When Beating the Language Barrier Becomes Critical

In what was quite a remarkable demonstration of just how powerful the human brain can be when truly pushed beyond its perceived limitations, I followed the live stories of four students who learned how to communicate in a brand new language within a very short period of just three weeks. It was indeed part of a marketing campaign by an online language-learning platform, but that takes nothing away from what was achieved.

Of all the lessons I personally took away from witnessing this miracle, the most compelling one was that of how we never really lose those instincts we’re born with. Thinking about just how quickly a child learns how to speak a language when they’re still navigating the brand new world they’ve been brought into, somewhere in the back of my mind I’ve always believed that one could tap into that quick-learning genius if they really put their mind to it.

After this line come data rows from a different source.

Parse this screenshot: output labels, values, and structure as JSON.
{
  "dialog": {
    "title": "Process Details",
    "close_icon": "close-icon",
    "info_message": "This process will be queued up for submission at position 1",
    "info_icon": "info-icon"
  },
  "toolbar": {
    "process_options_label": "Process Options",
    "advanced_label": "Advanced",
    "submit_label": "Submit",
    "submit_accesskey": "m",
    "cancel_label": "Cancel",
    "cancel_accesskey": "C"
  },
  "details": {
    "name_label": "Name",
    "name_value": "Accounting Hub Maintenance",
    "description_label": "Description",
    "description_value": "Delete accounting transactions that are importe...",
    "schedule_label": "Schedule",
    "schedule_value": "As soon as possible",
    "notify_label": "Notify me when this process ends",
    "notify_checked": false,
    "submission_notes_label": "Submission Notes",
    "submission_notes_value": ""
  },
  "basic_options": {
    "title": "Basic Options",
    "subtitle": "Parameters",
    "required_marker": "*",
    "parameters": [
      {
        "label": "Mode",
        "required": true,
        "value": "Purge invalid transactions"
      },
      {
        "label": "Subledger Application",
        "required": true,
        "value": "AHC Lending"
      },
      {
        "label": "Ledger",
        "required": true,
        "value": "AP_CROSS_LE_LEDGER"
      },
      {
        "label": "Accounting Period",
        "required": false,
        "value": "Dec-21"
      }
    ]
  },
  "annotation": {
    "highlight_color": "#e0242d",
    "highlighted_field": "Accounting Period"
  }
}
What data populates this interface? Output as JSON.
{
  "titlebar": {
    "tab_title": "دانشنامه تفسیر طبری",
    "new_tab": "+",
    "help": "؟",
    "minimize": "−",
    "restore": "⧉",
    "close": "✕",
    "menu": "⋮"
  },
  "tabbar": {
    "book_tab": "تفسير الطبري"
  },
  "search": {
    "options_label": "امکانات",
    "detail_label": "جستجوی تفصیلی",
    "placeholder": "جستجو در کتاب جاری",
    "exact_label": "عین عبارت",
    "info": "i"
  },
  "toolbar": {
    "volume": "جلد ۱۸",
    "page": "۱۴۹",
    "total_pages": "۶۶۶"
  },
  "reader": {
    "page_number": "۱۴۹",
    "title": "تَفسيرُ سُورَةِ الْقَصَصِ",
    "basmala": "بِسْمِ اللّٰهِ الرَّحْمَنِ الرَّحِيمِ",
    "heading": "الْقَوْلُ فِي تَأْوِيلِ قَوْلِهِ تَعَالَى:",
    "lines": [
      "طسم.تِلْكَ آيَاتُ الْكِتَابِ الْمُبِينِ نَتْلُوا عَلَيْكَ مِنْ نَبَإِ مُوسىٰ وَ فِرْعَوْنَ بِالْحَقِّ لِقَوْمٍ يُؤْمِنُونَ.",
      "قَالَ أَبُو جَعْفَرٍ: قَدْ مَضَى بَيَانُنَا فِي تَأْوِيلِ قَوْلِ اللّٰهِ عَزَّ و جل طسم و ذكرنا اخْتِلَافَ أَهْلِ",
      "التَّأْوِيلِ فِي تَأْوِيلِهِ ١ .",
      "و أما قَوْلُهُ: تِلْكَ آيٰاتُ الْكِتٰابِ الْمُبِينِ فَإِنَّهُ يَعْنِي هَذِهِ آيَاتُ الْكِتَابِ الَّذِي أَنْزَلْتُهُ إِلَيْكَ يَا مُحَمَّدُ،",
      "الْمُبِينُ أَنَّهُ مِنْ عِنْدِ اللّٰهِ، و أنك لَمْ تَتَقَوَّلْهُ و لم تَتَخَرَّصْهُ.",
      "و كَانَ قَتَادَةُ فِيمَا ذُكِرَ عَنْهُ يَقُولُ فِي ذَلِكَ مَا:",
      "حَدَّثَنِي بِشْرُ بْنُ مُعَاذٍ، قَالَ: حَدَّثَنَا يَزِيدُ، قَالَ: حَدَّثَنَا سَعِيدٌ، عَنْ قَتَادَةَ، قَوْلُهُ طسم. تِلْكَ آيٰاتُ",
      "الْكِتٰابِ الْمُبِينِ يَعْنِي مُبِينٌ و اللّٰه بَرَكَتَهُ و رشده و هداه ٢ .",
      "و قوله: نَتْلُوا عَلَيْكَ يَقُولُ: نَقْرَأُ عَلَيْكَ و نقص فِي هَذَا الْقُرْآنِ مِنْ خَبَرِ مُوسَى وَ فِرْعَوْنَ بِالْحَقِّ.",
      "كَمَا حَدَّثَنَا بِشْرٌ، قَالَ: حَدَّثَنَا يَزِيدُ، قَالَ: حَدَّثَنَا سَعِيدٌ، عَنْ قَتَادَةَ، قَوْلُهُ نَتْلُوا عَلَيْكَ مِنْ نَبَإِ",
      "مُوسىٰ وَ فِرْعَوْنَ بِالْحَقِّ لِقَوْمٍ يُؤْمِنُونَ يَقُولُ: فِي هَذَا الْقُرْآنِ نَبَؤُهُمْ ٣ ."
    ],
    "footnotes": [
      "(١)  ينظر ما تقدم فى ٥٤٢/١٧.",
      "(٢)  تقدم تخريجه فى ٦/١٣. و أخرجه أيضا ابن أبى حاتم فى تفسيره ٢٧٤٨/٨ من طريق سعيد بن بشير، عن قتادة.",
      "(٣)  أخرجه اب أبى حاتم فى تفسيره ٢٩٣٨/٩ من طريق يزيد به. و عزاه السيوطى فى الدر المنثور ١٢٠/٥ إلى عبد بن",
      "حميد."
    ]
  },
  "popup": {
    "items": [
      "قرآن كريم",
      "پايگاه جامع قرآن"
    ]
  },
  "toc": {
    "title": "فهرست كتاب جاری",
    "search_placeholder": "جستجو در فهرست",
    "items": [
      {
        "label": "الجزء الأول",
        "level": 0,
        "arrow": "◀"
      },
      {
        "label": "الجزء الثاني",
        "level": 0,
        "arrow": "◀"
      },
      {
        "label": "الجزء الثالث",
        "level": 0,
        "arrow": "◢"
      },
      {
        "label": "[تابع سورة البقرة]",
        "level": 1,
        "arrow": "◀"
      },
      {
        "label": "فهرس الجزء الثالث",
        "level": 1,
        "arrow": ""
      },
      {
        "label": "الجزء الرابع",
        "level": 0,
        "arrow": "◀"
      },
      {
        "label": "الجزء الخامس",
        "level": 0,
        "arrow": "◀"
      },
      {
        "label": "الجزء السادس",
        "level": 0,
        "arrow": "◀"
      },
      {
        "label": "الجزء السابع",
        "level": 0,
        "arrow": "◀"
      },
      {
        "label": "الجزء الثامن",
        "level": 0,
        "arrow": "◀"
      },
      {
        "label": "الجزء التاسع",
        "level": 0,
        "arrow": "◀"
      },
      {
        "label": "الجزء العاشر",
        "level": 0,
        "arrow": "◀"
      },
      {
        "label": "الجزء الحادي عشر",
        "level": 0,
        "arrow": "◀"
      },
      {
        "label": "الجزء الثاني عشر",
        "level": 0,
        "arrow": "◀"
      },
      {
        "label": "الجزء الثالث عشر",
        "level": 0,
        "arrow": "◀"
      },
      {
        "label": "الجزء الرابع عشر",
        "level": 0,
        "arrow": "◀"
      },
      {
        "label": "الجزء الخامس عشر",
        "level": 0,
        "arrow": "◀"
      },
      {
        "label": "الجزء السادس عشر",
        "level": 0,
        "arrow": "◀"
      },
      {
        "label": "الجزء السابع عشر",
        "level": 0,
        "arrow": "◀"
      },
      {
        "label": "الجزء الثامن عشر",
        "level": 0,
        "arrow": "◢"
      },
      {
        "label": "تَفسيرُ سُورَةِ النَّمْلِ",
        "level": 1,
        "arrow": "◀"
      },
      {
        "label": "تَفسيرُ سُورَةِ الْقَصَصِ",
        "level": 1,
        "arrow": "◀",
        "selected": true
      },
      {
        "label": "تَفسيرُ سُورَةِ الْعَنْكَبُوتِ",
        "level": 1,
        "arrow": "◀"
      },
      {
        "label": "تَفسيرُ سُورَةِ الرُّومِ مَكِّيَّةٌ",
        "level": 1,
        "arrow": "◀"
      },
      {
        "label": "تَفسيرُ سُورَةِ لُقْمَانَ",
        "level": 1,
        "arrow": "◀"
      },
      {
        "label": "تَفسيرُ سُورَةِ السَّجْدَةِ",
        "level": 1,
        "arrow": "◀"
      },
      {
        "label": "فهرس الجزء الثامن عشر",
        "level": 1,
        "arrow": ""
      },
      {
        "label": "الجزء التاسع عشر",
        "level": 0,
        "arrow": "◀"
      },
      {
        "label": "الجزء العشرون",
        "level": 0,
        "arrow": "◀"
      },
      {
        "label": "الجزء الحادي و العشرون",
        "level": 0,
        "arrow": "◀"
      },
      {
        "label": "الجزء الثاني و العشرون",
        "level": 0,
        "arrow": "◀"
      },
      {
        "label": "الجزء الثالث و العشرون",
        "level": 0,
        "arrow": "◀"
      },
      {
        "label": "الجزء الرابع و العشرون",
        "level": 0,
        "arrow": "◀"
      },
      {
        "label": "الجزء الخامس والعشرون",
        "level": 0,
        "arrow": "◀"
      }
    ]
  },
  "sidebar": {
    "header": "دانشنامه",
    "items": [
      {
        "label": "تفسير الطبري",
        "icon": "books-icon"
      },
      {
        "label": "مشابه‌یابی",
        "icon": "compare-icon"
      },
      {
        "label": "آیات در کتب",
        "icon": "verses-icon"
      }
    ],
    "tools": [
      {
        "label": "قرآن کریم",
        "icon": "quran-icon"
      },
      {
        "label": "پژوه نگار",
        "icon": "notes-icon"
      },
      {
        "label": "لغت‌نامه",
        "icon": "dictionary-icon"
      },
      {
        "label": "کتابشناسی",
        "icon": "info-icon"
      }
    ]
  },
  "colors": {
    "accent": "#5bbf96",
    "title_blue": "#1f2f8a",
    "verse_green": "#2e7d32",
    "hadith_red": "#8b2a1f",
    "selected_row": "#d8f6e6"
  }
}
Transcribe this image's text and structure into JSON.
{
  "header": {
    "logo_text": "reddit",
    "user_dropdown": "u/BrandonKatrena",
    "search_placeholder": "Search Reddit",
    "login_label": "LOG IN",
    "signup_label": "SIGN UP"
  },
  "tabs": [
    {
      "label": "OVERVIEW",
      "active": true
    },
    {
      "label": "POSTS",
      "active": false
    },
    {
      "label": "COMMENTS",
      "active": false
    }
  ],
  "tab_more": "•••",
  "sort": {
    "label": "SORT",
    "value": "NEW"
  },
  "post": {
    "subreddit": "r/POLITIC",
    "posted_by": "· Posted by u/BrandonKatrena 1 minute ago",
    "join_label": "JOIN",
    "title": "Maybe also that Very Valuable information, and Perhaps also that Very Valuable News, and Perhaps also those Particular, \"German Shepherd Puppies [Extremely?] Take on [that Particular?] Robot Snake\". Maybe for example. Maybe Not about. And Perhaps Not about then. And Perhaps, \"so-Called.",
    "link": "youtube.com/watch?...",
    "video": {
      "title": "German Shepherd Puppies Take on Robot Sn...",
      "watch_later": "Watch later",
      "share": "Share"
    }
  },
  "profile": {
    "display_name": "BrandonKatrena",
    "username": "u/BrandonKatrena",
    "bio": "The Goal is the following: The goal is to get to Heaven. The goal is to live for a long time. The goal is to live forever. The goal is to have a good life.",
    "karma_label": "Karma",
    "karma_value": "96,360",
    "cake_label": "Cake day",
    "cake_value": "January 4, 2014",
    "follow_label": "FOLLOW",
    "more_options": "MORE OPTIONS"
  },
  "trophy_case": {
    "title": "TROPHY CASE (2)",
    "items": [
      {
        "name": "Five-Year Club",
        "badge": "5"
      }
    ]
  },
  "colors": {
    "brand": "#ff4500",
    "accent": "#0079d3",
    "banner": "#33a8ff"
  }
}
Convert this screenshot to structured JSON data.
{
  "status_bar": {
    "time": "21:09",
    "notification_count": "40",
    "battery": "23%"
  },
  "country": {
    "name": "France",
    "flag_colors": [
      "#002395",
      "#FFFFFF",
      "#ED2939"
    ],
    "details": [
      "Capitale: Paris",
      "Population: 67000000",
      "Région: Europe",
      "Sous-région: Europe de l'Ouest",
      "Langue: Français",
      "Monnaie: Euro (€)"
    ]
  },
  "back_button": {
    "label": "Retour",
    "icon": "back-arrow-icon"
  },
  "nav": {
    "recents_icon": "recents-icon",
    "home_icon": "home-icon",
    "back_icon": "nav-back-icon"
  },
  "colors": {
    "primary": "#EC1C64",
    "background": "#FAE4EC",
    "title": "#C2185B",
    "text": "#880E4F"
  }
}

Learning a new language can do you and your family a world of good, not to mention the opportunities it can open up to you if you were to pursue something a little more professional with your new language skills. If you really harbour a desire to learn the new language you’re trying to speak however, that’s when learning it becomes that much easier, like in the case of a fellow travel buddy and family friend who wanted to be able to chat up those super hot Brazilian girls on his next trip to the South American country!

There are times in our lives when beating the language barrier could become crucial and critical however, beyond it just being a mere luxury or making for something nice to be able to say you can do. If you’re a frequent traveller for example, at least having some little measure of the local foreign language spoken can make for the difference between overspending and perhaps even coming away with a serious bargain.

Things can get even more serious than that however, like when legal matters come into play. Someone who has access to the services of a multilingual personal injury law firm for example is afforded an advantage over someone who would have to factor in additional costs such as those of having an interpreter brought in to help iron out the communication kinks created by having to deal with different languages involved.

Beyond the world of those who love to travel and travel frequently however, one could argue that beating the language barrier is critical to the economic prospects of anyone who is economically active in the modern world. Translator tools are getting better and more sophisticated by the day, but there is simply no substitute for learning the little nuances that come with the manner in which locals speak their own language and if you’re eyeing cross-border business that spreads across the globe, using translators that charge for their services can get really expensive.

So the question I guess is which language are you going to dedicate a bit of your time learning and also who are you going to align yourself with in order to take advantage of their understanding of different languages and cultures?